What’s the Best Stage for Angels to Invest?

What’s the Best Stage for Angels to Invest?

Would-be angel investors often have many questions about getting into the world of investing in start-up companies. One of their most common questions is what stage in the development of start-ups – idea, pre-seed, seed, Series A, Series B, Series C and so on – should they invest.

Best Stage for Angels to Invest

Recently I asked this question of several experienced start-up investors: John Ason, Dave Lambert, Bill Payne, David S. Rose, and Eric Ver Ploeg. Collectively, these experts explained that angels should invest at the pre-seed stage.

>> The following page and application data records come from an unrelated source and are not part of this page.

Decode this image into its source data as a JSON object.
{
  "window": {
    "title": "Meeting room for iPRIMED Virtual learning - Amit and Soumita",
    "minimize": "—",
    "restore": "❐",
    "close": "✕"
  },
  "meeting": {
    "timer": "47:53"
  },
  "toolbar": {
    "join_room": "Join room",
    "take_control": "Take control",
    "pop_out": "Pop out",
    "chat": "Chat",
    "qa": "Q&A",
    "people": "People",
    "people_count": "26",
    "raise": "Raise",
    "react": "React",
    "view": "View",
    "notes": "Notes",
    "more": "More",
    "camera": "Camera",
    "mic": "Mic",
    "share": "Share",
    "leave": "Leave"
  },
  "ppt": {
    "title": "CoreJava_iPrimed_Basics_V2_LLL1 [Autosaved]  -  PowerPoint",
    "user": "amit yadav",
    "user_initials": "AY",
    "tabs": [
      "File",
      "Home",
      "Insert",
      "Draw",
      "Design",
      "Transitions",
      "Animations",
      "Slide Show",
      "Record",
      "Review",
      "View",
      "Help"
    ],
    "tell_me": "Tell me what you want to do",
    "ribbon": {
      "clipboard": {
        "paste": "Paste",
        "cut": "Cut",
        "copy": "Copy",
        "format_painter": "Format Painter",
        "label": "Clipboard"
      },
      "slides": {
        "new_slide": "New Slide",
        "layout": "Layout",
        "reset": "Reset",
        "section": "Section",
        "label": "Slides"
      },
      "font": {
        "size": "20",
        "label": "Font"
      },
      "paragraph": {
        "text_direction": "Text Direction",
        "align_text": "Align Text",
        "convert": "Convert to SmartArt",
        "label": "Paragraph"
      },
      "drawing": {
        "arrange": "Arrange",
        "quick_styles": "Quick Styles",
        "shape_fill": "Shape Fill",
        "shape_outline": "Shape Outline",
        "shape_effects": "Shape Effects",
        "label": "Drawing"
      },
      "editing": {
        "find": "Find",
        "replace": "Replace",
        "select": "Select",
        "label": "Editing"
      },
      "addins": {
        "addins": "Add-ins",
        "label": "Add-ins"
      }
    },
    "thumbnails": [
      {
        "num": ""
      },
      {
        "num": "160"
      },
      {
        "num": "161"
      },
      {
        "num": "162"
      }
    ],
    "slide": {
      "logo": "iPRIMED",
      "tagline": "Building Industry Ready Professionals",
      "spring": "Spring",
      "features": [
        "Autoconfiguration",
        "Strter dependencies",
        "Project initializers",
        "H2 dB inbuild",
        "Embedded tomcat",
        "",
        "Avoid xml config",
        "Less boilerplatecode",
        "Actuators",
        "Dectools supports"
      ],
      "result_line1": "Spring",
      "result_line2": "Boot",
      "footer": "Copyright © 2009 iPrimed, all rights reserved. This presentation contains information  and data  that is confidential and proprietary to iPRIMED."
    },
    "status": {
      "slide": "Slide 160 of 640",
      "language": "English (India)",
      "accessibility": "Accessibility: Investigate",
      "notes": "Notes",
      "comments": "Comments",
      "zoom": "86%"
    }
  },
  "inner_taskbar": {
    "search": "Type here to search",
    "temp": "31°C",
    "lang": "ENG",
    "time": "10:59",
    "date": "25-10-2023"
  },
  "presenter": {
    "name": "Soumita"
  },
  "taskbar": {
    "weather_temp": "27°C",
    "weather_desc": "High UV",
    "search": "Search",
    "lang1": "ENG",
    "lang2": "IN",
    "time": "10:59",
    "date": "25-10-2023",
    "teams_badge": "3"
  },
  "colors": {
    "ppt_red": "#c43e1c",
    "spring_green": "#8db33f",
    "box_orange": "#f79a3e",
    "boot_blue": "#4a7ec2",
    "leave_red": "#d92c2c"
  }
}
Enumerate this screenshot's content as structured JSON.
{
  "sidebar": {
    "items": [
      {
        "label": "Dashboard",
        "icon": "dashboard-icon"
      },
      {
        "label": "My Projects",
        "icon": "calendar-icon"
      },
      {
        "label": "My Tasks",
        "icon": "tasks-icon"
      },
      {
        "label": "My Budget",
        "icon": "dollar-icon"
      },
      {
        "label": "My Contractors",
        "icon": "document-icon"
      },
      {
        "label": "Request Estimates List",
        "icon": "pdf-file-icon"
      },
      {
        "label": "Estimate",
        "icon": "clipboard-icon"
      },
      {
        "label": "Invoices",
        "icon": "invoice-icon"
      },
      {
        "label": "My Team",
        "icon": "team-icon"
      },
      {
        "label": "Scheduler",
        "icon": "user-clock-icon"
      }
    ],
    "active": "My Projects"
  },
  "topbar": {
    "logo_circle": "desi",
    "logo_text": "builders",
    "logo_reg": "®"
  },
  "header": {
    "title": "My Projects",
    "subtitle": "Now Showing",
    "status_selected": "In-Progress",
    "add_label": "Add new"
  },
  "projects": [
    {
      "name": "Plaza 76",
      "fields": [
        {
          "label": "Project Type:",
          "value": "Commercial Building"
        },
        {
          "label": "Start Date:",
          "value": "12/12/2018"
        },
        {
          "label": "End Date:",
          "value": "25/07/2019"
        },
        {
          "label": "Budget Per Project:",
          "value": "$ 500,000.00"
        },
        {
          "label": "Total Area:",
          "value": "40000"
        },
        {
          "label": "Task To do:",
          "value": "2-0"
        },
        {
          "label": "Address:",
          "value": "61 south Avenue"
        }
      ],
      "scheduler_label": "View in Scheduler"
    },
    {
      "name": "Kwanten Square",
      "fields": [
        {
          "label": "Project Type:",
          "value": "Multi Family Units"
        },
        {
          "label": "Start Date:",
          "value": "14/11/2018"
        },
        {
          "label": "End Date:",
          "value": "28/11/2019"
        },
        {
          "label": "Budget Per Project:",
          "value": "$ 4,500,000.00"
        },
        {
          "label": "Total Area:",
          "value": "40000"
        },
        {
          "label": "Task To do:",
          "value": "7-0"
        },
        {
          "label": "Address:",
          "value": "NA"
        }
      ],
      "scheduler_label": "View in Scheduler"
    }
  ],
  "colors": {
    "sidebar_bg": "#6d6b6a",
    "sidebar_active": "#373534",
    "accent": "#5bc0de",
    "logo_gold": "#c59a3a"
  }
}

Investing at the idea stage is too risky. Several of the experts said that angels should not invest at the idea stage when the founders or friends and family are putting in money. When something is just an idea, the risk is usually too high given the potential returns. As David Rose explains, “No rational investor would play at that level because there are so many other opportunities available with equivalent costs yet lower risks.”

Valuations are best at the pre-seed stage. Dave Lambert, a venture capitalist at Right Side Capital Management, has explained that investors get the best deals at the pre-seed stage because the supply of capital is relatively low, while demand for capital is relatively high. The declining cost of bringing new technology products to market, combined with the rise of business accelerators, has increased the number of startups seeking pre-seed stage financing. At the same time, institutional investors often need to deploy too much capital to make investments in small rounds so they wait until later stages.

Individual investors face little competition for good deals at the pre-seed stage. The same supply and demand dynamics described in the previous paragraph mean that individual investors usually can find good deals at the pre-seed stage. Angel investor John Ason explains, “there is very little competition, if any” for those deals, particularly from institutional investors who compete heavily for deals at later stages.

It’s easier to diversify at the pre-seed stage. To manage the risk of early stage investing, angels need what John Ason calls “extreme diversification,” which they get by building portfolios of fifty or more companies. Large portfolios are much easier to build at the pre-seed stage because founders are happy to receive $10,000 investments when their companies are raising first-time, $200,000-rounds from external investors. But they unlikely to want checks of similar magnitude when their companies are raising $20 million Series B rounds. More individuals have the net worth necessary to make fifty $10,000 investments than have the net worth required to make ten $1 million investments, let alone make fifty. This makes diversification much more difficult to do at later stages than at earlier ones.

Avoiding adverse selection is much easier at the pre-seed stage. One of the biggest problems angels face is investing in lousy entrepreneurs with poor ideas because those are the only companies they can find. Avoiding the dogs is easier if you invest earlier. As angel and venture capitalist Eric Ver Ploeg explained, “I don’t think it is realistic for a part time angel investor to participate in Series A, B, C; they could do it, but they will be left with the dregs that no professional investor wanted to do.” Therefore, angel Bill Payne says, “angels only invest in Series B (or later) stage startups to maintain ownership share as follow-on investments” to avoid negative selection.

Seed Growth Photo via Shutterstock

Scott Shane Scott Shane is A. Malachi Mixon III, Professor of Entrepreneurial Studies at Case Western Reserve University. He is the author of nine books, including Fool's Gold: The Truth Behind Angel Investing in America ; Illusions of Entrepreneurship: and The Costly Myths that Entrepreneurs, Investors, and Policy Makers Live By.